Apple's ability, and willingness, to act as a gatekeeper restricting which apps are allowed on the iPhone could also give competitors an opening. Whether it's blocking Google Voice, preventing SlingPlayer TV-streaming software from running on AT&T's (NYSE: T ) network, or limiting access to third-party media players, these app restrictions are already drawing fire from smartphone enthusiasts. Apple has recently shown more willingness to allow some of these restricted applications on its App Store, most likely due to government pressure on AT&T. Still, there's more work to be done. I'm personally an active user of SlingPlayer on my Windows Mobile phone, and though the App Store's huge catalog has me leaning toward getting an iPhone as my next handset, the lack of an un-crippled version of SlingPlayer could be a deal-breaker for me.
Last but not least, Apple needs to continue spawning a cultural change in how consumers look at their cell phones. There are still plenty of smartphone users out there who have little interest in downloading and installing new software onto their devices. For these customers, the App Store's catalog isn't much of a selling point, and Research In Motion and Google might have an easier time reeling them in.
Nonetheless, with total downloads having passed 2 billion in September, the App Store's momentum looks pretty overwhelming to me at this point. Though Apple keeps App Store sales figures a secret, wireless advertising firm AdMob estimated in August that its sales are running at a $2.4 billion annual rate. With a 30% cut on App Store sales, that would translate into $720 million in revenue for Apple -- most of which would be gross profit. With downloads still growing at a staggering clip, it might not be long before Apple has another multibillion-dollar engine fueling its growth machine.

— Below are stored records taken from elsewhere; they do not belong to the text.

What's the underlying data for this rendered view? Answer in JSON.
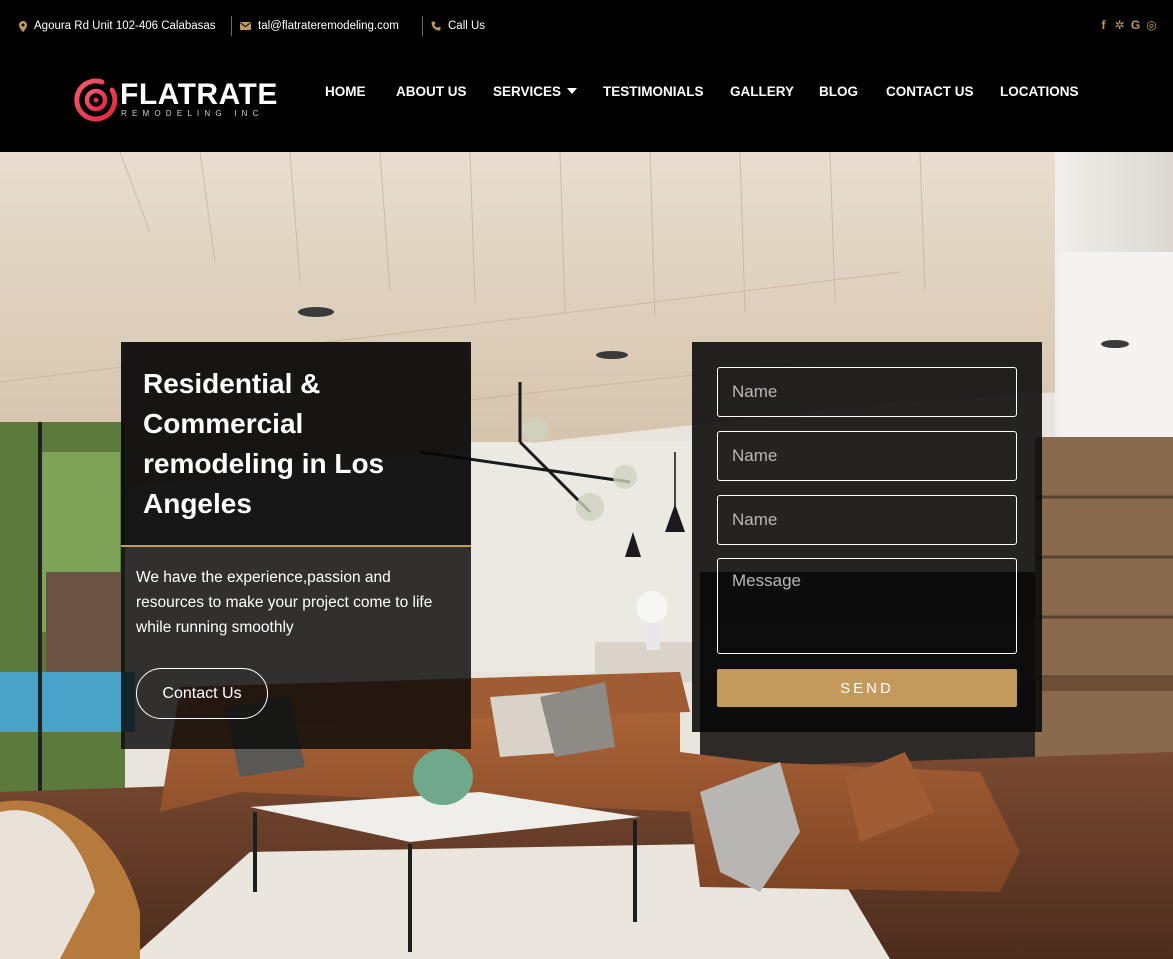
{
  "topbar": {
    "address": "Agoura Rd Unit 102-406 Calabasas",
    "email": "tal@flatrateremodeling.com",
    "phone": "Call Us",
    "socials": [
      {
        "icon": "facebook-icon",
        "glyph": "f"
      },
      {
        "icon": "yelp-icon",
        "glyph": "✲"
      },
      {
        "icon": "google-icon",
        "glyph": "G"
      },
      {
        "icon": "instagram-icon",
        "glyph": "◎"
      }
    ]
  },
  "brand": {
    "name": "FLATRATE",
    "tagline": "REMODELING INC"
  },
  "nav": {
    "items": [
      {
        "label": "HOME"
      },
      {
        "label": "ABOUT US"
      },
      {
        "label": "SERVICES",
        "has_dropdown": true
      },
      {
        "label": "TESTIMONIALS"
      },
      {
        "label": "GALLERY"
      },
      {
        "label": "BLOG"
      },
      {
        "label": "CONTACT US"
      },
      {
        "label": "LOCATIONS"
      }
    ]
  },
  "hero": {
    "title": "Residential & Commercial remodeling in Los Angeles",
    "description": "We have the experience,passion and resources to make your project come to life while running smoothly",
    "cta_label": "Contact Us"
  },
  "form": {
    "fields": [
      {
        "placeholder": "Name",
        "value": ""
      },
      {
        "placeholder": "Name",
        "value": ""
      },
      {
        "placeholder": "Name",
        "value": ""
      }
    ],
    "message_placeholder": "Message",
    "submit_label": "SEND"
  },
  "colors": {
    "accent": "#c39a5c",
    "logo_red": "#e9334d",
    "background": "#000000"
  }
}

Maybe in a few years, we could have a movie scene where Google CEO Eric Schmidt promotes Android by touting the ways in which the operating system is superior to the iPhone's OS. And in which Steve Jobs happily replies, "You don't get it, Eric. That doesn't matter!"